Well, we have all been spotted in our local, Big Red, after midnight biting and being bitten, so I couldn’t possibly say. But a while ago a kid came into the shop with a print of one of my clothing designs and was asking for a price. Out of curiosity I asked him where he got the design, he told me, “My mate drew it”. Of course I disagreed but he kept insisting it was a custom design his mate had drawn. Eventually he asked me why I was so sure, so I simply pointed to the original drawing that was on the wall behind him. He then went whiter than a ghost! So I can answer your question, “I almost saw a ghost”. 


Leon, you have cited your main influences as Japanese Woodblock prints, the associated folktales and legends. This seems a good match for the Haunted family, as it fits the spirit of the work yet has its own history.

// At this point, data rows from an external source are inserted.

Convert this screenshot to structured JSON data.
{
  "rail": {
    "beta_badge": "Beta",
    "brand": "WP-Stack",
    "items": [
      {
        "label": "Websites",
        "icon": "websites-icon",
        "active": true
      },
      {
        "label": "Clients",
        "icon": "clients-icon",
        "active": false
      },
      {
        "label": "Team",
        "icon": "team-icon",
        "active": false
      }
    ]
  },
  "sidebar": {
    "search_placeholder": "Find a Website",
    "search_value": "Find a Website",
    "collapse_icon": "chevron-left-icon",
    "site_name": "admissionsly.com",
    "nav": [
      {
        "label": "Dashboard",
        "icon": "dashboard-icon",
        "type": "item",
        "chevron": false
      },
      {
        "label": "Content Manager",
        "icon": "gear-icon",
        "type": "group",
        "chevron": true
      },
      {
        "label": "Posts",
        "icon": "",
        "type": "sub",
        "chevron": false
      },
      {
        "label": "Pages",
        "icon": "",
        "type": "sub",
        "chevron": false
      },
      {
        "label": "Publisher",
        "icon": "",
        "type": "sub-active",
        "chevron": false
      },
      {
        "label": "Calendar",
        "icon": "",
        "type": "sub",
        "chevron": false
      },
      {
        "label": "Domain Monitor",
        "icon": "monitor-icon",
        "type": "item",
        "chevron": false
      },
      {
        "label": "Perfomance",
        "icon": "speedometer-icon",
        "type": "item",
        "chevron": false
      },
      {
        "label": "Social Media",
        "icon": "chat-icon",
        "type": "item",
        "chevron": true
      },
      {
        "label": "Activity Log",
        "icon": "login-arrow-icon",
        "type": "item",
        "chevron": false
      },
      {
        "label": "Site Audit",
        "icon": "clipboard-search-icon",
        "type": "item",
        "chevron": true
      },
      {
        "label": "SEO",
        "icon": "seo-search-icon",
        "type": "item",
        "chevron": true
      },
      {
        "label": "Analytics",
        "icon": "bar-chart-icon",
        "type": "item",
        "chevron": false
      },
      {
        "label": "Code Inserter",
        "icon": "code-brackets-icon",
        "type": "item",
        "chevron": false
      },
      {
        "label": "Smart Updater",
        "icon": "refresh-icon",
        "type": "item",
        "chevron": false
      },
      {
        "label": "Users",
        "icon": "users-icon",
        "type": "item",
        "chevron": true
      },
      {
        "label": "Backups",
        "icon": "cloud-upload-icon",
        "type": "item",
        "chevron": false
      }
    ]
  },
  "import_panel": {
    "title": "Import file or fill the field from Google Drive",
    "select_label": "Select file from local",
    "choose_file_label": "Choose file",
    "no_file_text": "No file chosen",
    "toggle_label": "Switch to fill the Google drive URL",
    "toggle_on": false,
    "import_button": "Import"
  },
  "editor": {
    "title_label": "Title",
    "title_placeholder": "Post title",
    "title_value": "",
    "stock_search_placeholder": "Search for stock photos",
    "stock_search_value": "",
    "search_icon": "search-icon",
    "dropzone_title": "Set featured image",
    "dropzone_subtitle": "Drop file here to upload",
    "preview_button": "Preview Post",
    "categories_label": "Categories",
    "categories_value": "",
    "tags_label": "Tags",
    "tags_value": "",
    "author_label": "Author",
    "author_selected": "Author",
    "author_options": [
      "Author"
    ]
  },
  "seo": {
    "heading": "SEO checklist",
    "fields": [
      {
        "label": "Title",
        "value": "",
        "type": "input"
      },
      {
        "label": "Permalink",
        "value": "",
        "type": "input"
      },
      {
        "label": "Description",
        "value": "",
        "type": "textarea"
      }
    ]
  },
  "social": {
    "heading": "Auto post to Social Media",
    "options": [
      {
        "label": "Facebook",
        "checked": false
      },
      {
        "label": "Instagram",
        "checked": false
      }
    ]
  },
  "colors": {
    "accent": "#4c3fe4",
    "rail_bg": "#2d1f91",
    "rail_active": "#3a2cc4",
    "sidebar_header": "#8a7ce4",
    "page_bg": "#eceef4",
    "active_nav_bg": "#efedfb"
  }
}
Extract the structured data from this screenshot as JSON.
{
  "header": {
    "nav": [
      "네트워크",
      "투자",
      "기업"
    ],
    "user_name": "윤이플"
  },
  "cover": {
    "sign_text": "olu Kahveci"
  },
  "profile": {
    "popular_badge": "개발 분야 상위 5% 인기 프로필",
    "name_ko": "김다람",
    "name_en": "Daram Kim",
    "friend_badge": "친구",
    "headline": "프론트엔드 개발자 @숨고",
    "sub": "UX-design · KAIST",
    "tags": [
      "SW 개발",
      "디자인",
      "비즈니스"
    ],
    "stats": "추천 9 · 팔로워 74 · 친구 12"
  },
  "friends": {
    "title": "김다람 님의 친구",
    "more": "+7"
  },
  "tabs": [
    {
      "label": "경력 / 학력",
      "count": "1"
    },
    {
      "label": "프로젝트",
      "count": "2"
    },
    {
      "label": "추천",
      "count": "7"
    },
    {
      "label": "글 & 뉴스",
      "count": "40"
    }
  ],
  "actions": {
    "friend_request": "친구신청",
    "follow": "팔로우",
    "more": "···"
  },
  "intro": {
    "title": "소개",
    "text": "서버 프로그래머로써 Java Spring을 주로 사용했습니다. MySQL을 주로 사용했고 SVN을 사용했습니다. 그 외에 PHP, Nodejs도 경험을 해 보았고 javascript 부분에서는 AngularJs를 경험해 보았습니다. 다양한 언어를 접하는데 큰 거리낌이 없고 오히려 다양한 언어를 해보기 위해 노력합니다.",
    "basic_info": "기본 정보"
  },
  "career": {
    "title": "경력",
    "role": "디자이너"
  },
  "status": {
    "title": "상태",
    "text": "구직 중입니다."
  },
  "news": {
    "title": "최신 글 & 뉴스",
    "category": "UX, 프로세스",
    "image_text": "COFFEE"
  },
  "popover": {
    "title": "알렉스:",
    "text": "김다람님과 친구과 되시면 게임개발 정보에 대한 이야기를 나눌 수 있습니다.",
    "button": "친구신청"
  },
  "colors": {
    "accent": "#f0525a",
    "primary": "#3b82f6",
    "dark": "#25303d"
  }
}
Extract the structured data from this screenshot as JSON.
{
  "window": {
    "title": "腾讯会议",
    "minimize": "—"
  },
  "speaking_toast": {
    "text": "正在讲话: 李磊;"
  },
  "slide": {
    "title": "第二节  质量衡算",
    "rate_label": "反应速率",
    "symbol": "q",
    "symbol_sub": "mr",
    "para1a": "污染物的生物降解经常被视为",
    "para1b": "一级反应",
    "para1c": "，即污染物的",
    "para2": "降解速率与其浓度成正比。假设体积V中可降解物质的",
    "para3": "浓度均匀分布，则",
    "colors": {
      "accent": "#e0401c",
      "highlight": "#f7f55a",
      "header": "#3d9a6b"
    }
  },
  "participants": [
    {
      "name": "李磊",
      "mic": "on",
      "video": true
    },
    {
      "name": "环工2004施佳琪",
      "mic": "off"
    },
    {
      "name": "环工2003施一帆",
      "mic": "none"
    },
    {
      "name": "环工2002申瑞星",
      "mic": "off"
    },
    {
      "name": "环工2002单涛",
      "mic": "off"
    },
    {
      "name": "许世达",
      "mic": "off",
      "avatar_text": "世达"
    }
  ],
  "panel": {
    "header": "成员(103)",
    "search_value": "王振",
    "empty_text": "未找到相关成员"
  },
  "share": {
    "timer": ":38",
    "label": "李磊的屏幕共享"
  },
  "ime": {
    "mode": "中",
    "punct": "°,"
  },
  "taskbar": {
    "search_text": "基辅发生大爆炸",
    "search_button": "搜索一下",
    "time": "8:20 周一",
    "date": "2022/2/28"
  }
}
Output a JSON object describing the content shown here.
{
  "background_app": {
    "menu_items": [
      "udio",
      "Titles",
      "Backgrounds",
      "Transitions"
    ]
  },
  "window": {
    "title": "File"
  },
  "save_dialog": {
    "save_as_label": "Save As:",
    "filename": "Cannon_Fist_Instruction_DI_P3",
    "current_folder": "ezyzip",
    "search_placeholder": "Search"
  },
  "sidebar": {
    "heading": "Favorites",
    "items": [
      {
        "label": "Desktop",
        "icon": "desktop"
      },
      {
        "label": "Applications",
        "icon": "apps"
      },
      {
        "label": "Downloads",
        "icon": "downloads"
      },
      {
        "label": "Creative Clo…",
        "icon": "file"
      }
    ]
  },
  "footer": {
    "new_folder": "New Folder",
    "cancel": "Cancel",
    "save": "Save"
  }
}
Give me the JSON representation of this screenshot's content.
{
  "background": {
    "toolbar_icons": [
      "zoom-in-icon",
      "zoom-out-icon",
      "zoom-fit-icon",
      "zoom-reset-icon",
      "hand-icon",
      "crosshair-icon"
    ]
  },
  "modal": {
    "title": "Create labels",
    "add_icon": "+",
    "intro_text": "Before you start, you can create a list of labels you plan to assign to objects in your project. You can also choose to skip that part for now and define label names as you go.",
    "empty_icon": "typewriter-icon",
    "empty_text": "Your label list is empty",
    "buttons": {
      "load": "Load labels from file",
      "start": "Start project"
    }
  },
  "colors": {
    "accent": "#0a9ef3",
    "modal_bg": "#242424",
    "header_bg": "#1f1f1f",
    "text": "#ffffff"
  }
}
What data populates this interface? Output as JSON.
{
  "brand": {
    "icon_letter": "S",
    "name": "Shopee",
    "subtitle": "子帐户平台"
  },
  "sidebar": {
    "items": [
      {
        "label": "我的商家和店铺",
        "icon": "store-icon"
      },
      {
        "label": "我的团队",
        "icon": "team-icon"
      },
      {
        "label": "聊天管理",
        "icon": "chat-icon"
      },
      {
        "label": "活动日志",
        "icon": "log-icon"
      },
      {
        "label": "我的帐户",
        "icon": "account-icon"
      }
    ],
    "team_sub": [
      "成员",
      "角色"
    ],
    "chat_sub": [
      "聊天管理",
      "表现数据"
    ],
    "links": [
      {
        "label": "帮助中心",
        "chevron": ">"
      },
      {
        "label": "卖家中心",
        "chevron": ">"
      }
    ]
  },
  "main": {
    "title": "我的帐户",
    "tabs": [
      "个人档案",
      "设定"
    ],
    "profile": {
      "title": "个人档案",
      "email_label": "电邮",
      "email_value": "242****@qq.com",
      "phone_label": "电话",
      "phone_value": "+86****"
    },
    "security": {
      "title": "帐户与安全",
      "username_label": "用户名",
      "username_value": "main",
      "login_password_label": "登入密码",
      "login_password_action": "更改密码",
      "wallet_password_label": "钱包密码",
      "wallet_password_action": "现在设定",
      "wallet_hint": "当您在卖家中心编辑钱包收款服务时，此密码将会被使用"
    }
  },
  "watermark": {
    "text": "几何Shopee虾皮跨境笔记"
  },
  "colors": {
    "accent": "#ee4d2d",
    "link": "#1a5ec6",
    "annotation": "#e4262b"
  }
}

Yes, I think that is part of why I was able to fit in at Haunted so readily. I also draw heavy influences from the old Russian/Soviet prison and work camp tattoos. My first attempts at tattooing were when I was in the army before I moved over to London. When I’m not drawing or painting I also build tattoo machines.


Allan, you’ve spent over five years tattooing now and seen a lot of different people during our time in London. As we all know, and most of us are pleased to see, there has been a massive surge in the popularity of tattoos. I’m certainly seeing a lot more people getting bigger and better pieces than even two or three years ago. As a tattooist, what have you experienced?

I think the popularity of tattoo culture has a lot of positive aspects, and too many people dwell on the negatives. The most significant is that it has made tattoos and tattooing more acceptable and less ‘fringe’. So now more people are feeling the freedom to express themselves in this way. But, like with everything else, popularity does bring with it a possible change in focus or motivation to those involved. Some of these motivations stray far from the artistic expression itself, but that is something for each individual to deal with in their own way.


Haunted Tattoos

Holloway Road, London, 0207 609 6276




Text & Photography: Al Overdrive


Skin Deep 178 1 November 2009 178